Iraq continues to dominate the U.S. presidential campaign.

During a campaign stop in Wisconsin, Democratic presidential candidate John Kerry once again accused President Bush of not telling the truth about Iraq.

"He actually said in an interview that I think is coming out this week, but it was quoted yesterday, that if he had to do it all over again, he [Bush] would go land on that aircraft carrier in that same flight suit and say, 'mission accomplished,'" said Mr. Kerry. "The mission was not accomplished when he said it. He did not know it and did not understand it. It is not accomplished today and he is still trying to hide from the American people what needs to be done in order to be successful in Iraq."

There was more criticism of the president's Iraq policy from another prominent Democrat in Washington.

Senator Edward Kennedy told an audience at George Washington University that the administration's decision to go into Iraq was a major distraction from the overall war on terrorism that has left the United States more vulnerable to terrorist attacks, including the use of nuclear weapons.

"The greatest danger we face in the days, weeks and months ahead is a nuclear 9/11 that we hope and pray it is not already too late to prevent," said Mr. Kennedy. "The war in Iraq has made the mushroom cloud more likely, not less likely and it never should have happened."

President Bush was also out campaigning on Monday, looking for votes in the important swing state of Ohio.

Mr. Bush defended his policies on Iraq and said it was vital that the United States continue to support the building of a democratic Iraq.

"We will stay with the Iraqi people because it is in our interest," said Mr. Bush. "We will stay with the Iraq people because they long for freedom, they desire to be free."

Noting that the first presidential debate will be held on Thursday in Florida, the president also took aim at what he said are Senator Kerry's changing views on Iraq.

"He voted for the use of force in Iraq and then did not vote to fund the troops," said Mr. Bush. "He complained that we are not spending enough money to help in the reconstruction of Iraq and now he is saying we are spending too much. He said it was the right decision to go into Iraq. Now he calls it the wrong war. He probably could spend 90 minutes debating himself."

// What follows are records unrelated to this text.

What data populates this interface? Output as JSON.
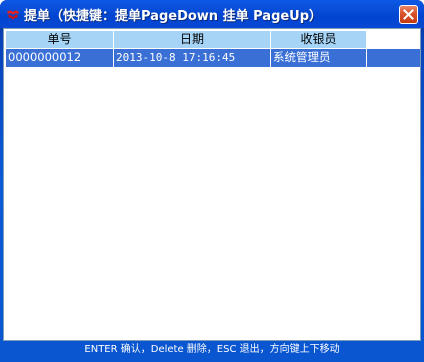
{
  "window": {
    "title": "提单（快捷键：提单PageDown 挂单 PageUp）"
  },
  "grid": {
    "columns": [
      "单号",
      "日期",
      "收银员"
    ],
    "rows": [
      {
        "order_no": "0000000012",
        "date": "2013-10-8 17:16:45",
        "cashier": "系统管理员"
      }
    ],
    "selected_row_color": "#3a70d6",
    "header_color": "#a6d4f7"
  },
  "statusbar": {
    "hint": "ENTER 确认，Delete 删除，ESC 退出，方向键上下移动"
  },
  "icons": {
    "app": "app-logo-icon",
    "close": "close-icon"
  }
}
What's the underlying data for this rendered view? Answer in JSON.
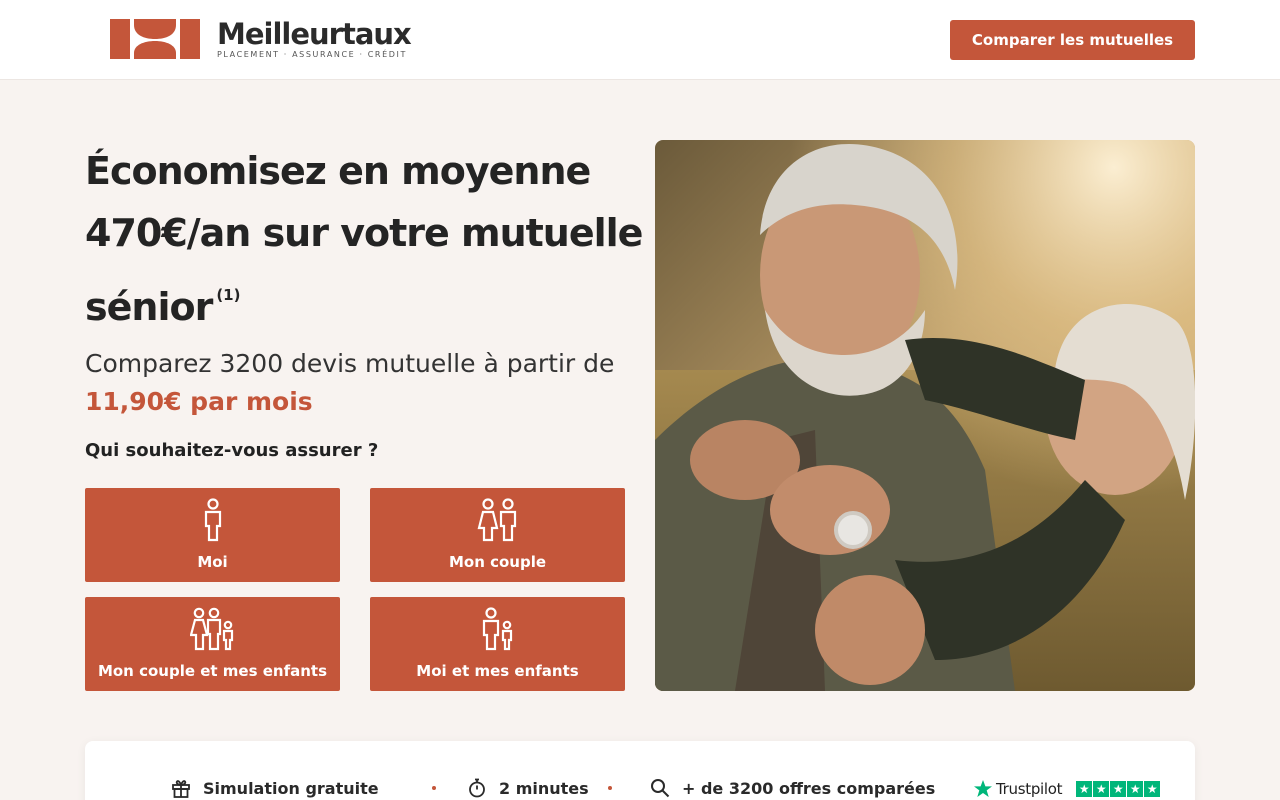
{
  "brand": {
    "name": "Meilleurtaux",
    "tagline": "PLACEMENT · ASSURANCE · CRÉDIT",
    "color": "#c4563a"
  },
  "header": {
    "cta_label": "Comparer les mutuelles"
  },
  "hero": {
    "title": "Économisez en moyenne 470€/an sur votre mutuelle sénior",
    "title_note": "(1)",
    "subtitle": "Comparez 3200 devis mutuelle à partir de",
    "price": "11,90€ par mois",
    "question": "Qui souhaitez-vous assurer ?"
  },
  "choices": [
    {
      "label": "Moi",
      "icon": "single-person-icon"
    },
    {
      "label": "Mon couple",
      "icon": "couple-icon"
    },
    {
      "label": "Mon couple et mes enfants",
      "icon": "family-icon"
    },
    {
      "label": "Moi et mes enfants",
      "icon": "parent-child-icon"
    }
  ],
  "features": [
    {
      "label": "Simulation gratuite",
      "icon": "gift-icon"
    },
    {
      "label": "2 minutes",
      "icon": "stopwatch-icon"
    },
    {
      "label": "+ de 3200 offres comparées",
      "icon": "search-icon"
    }
  ],
  "trustpilot": {
    "label": "Trustpilot",
    "stars": 5,
    "color": "#00b67a"
  }
}
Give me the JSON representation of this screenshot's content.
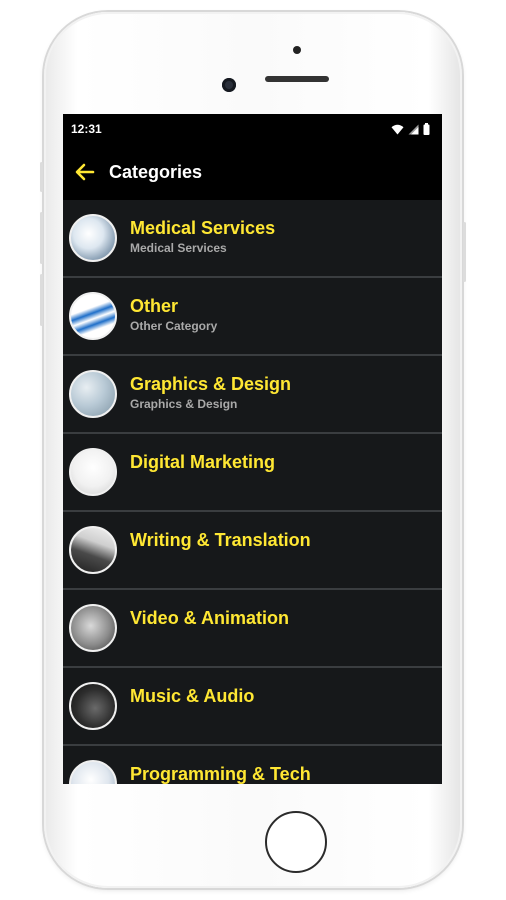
{
  "status_bar": {
    "time": "12:31",
    "icons": [
      "wifi-icon",
      "signal-icon",
      "battery-icon"
    ]
  },
  "app_bar": {
    "back_icon": "arrow-left-icon",
    "title": "Categories"
  },
  "colors": {
    "accent": "#ffe733",
    "list_background": "#16181a",
    "divider": "#3a3d40",
    "screen_background": "#000000"
  },
  "categories": [
    {
      "title": "Medical Services",
      "subtitle": "Medical Services",
      "thumb": "medical-thumbnail"
    },
    {
      "title": "Other",
      "subtitle": "Other Category",
      "thumb": "globe-thumbnail"
    },
    {
      "title": "Graphics & Design",
      "subtitle": "Graphics & Design",
      "thumb": "design-thumbnail"
    },
    {
      "title": "Digital Marketing",
      "subtitle": "",
      "thumb": "marketing-thumbnail"
    },
    {
      "title": "Writing & Translation",
      "subtitle": "",
      "thumb": "writing-thumbnail"
    },
    {
      "title": "Video & Animation",
      "subtitle": "",
      "thumb": "video-thumbnail"
    },
    {
      "title": "Music & Audio",
      "subtitle": "",
      "thumb": "music-thumbnail"
    },
    {
      "title": "Programming & Tech",
      "subtitle": "",
      "thumb": "programming-thumbnail"
    }
  ]
}
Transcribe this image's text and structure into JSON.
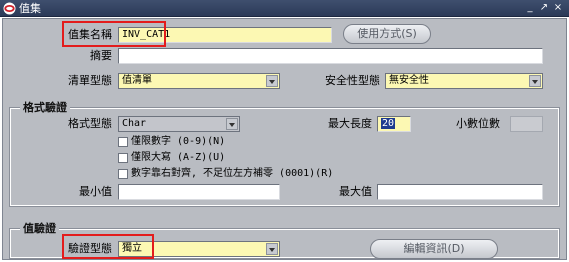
{
  "window": {
    "title": "值集",
    "controls": [
      "_",
      "↗",
      "×"
    ]
  },
  "header": {
    "value_set_name_label": "值集名稱",
    "value_set_name_value": "INV_CAT1",
    "usage_button": "使用方式(S)",
    "description_label": "摘要",
    "description_value": "",
    "list_type_label": "清單型態",
    "list_type_value": "值清單",
    "security_type_label": "安全性型態",
    "security_type_value": "無安全性"
  },
  "format_validation": {
    "title": "格式驗證",
    "format_type_label": "格式型態",
    "format_type_value": "Char",
    "max_size_label": "最大長度",
    "max_size_value": "20",
    "precision_label": "小數位數",
    "precision_value": "",
    "numbers_only_label": "僅限數字 (0-9)(N)",
    "uppercase_only_label": "僅限大寫 (A-Z)(U)",
    "right_justify_label": "數字靠右對齊, 不足位左方補零 (0001)(R)",
    "min_value_label": "最小值",
    "min_value_value": "",
    "max_value_label": "最大值",
    "max_value_value": ""
  },
  "value_validation": {
    "title": "值驗證",
    "validation_type_label": "驗證型態",
    "validation_type_value": "獨立",
    "edit_info_button": "編輯資訊(D)"
  },
  "colors": {
    "required_field": "#fcf8b3",
    "panel": "#b9bcc2",
    "highlight_box": "#e31c1c",
    "title_bar": "#34456a"
  }
}
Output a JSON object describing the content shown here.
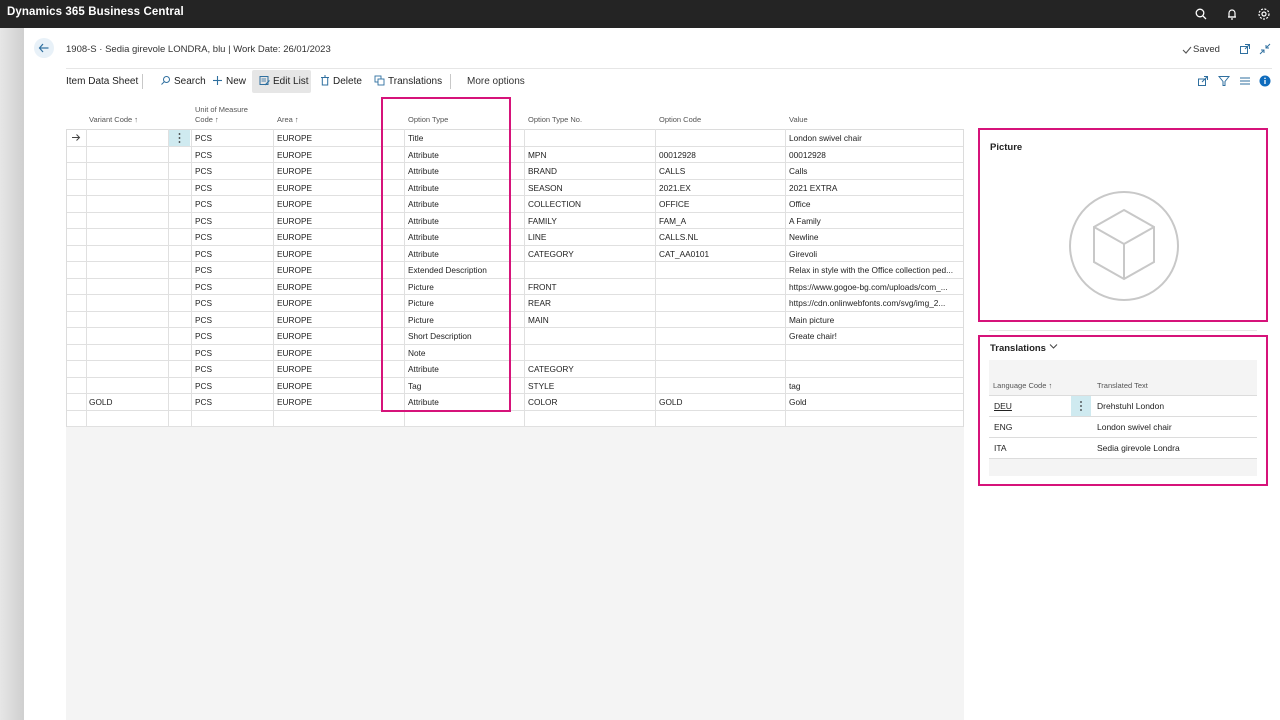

Both candidates are cutting back on their campaign schedules this week to prepare for the series of three debates, which many experts predict could be a turning point in the election.